The authors seem to wish to have the best of all worlds, innocence
betrayed by reality, religious bigotry and commercialism and a
girls sexual awakening grafted on to a plot whose mainstay
was the ignorance of innocence.
Lloyd Webbers music is, in many places, reminiscent of
his earlier scores, The Swallow/Man duets in particular recall
the Phantom /Christine ones underscoring the relationship between
The childrens chorus has a flavour of Joseph and some of
the choral writing could have been discards from the Requiem.
Interestingly, a lot of the second act, which was dramatically
more interesting than the rather turgid first, seem to presage
the great score to me at any rate of The Beautiful
Perhaps one wouldnt have noticed all this had the lyrics
been more impressive. They were, however, banal and repetitive.
Songs appeared in their own right, then grafted on to later ones,

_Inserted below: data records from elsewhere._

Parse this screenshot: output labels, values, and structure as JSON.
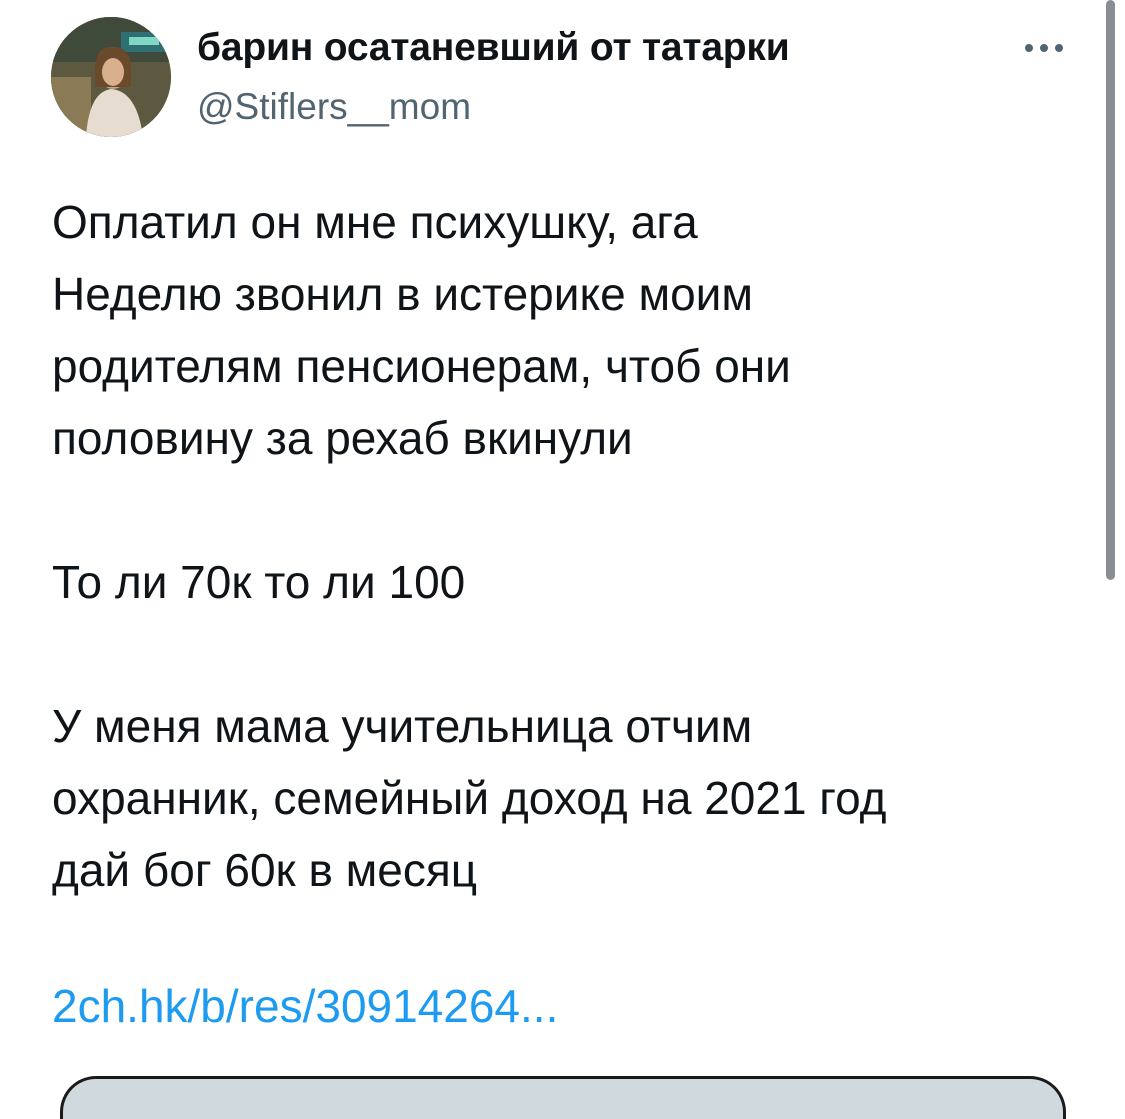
{
  "author": {
    "name": "барин осатаневший от татарки",
    "handle": "@Stiflers__mom"
  },
  "tweet": {
    "paragraphs": [
      [
        "Оплатил он мне психушку, ага",
        "Неделю звонил в истерике моим",
        "родителям пенсионерам, чтоб они",
        "половину за рехаб вкинули"
      ],
      [
        "То ли 70к то ли 100"
      ],
      [
        "У меня мама учительница отчим",
        "охранник, семейный доход на 2021 год",
        "дай бог 60к в месяц"
      ]
    ],
    "link_text": "2ch.hk/b/res/30914264..."
  },
  "icons": {
    "more": "more-horizontal-icon",
    "avatar": "avatar-photo"
  },
  "colors": {
    "text": "#0f1419",
    "secondary": "#536471",
    "link": "#1d9bf0"
  }
}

and reprised, it seemed, forever. All this went to prove was that
good lyrics bear repetition, bad ones dont.
This, I felt, was rather hard on those who had to sing them.

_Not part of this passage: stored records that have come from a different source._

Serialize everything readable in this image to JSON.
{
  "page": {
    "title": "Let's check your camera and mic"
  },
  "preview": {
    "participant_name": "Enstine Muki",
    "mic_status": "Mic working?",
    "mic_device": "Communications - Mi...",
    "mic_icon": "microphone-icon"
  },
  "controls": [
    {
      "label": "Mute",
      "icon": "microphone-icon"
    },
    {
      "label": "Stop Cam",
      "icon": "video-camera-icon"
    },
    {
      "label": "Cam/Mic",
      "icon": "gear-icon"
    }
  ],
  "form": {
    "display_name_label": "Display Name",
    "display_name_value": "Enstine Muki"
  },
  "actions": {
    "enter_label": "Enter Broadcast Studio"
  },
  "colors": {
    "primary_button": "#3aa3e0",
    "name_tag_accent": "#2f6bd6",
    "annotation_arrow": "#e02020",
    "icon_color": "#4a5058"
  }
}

Certainly, Glenn Carter, as the Man, came up trumps. He has a
good voice, which he uses well. His diction was excellent, too
good perhaps, considering what he had to sing, and, dramatically,
he was as convincing as he could be.
Rosie Jenkins, as Swallow, I was less happy about., Her scenes
with Ashley Lloyd, her young brother, and Carly Thoms, her sister,
were charming and believable.
Those with the Man, I felt, were a bit forced and, in a key scene
where she has to try and seduce a young local, Amos (Garrie Harvey),
so he would take her to fetch a package required by the Man, she
did not really convince me that she found betraying her principles
was hard - merely, she seemed to be playing hard to get.
Her singing, too, lacked the innocence the part should have demanded,
and one felt, at times, she was auditioning for Pop Idol, rather
than portraying a part through song.
The rest of the cast seemed to have been selected for their voices
rather than their acting ability, which didnt really matter
as not a lot of acting was required of them.
Richard Swerrun did what he could with the thankless task of
portraying the childrens father, whose barn is destroyed
at the end of the evening, and Paul Hutchinson was convincing
as the town creep, who blows the gaff on Swallow and her secret.
Garrie Harvey, as Amos, whose affections are torn between Swallow
and the local bar waitress, Candy (Debbie Corley) is a name to
watch. He has a good presence and a pleasant voice. Although he
was made up to look like a refugee from Grease, he nonetheless
managed to overcome this handicap and gave a touching and charming
As I have already indicated, the production details were good,
scenery came and went without a hitch, one scene merged into another
and all in all, it was visually excellent.
Bill Kenwright's direction did what it could to disguise the
inconsistencies inherent in the libretto, and Henry Metcalfs
choreography moved the religious scenes with fervour of the feet,
if not the heart.
The best dance was in a saloon scene, in the first act, performed
by Scott Murtagh and Leroy Ricardo Jones, whose footwork was astonishing.
I do not think, at the final reckoning, Whistle Down The Wind
will achieve entry in the list of Lloyd Webbers memorable
scores, and anyone who thinks it would be is, I suggest, three
sheets in the wind!
Whistle Down The Wind, based on a novel By Mary Hayley Bell,
and a screenplay by Keith Waterhouse and Willis Hall.
Music, Andrew Lloyd Webber; Lyrics, Jim Steinman; Director, Bill
Kenwright; Designer, Paul Farnsworth; Lighting, Nick Richings;
Sound, Ben Harrison; Choreographer, Henry Metcalfe; Musical Director,
CAST: Glenn Carter; Rosie Jemkins; Garrie Harvey; David Robbins;
Steve Fortune; Siobhan Morgan; Craig Armstrong; Michelle MacAvoy;
David Lyndon; Martin Neely; Oliver Marshall; Georgie Fellows;
Paul Hutchinson; Graeme Kinniburgh; Polli Redston; Debbie Korley;
Michaelia Baptiste; Scott Murtagh; Leroy Ricardo Jones; Richard
Swerrun; Carly Thoms; Ashley Lloyd.
Produced by Bill Kenwrighrt inassociation with The Theatre Royal
New Wimbledon Theatre, The Broadway, Wimbledon, London, SW19 1QG.
Box Office 0870 060 1827.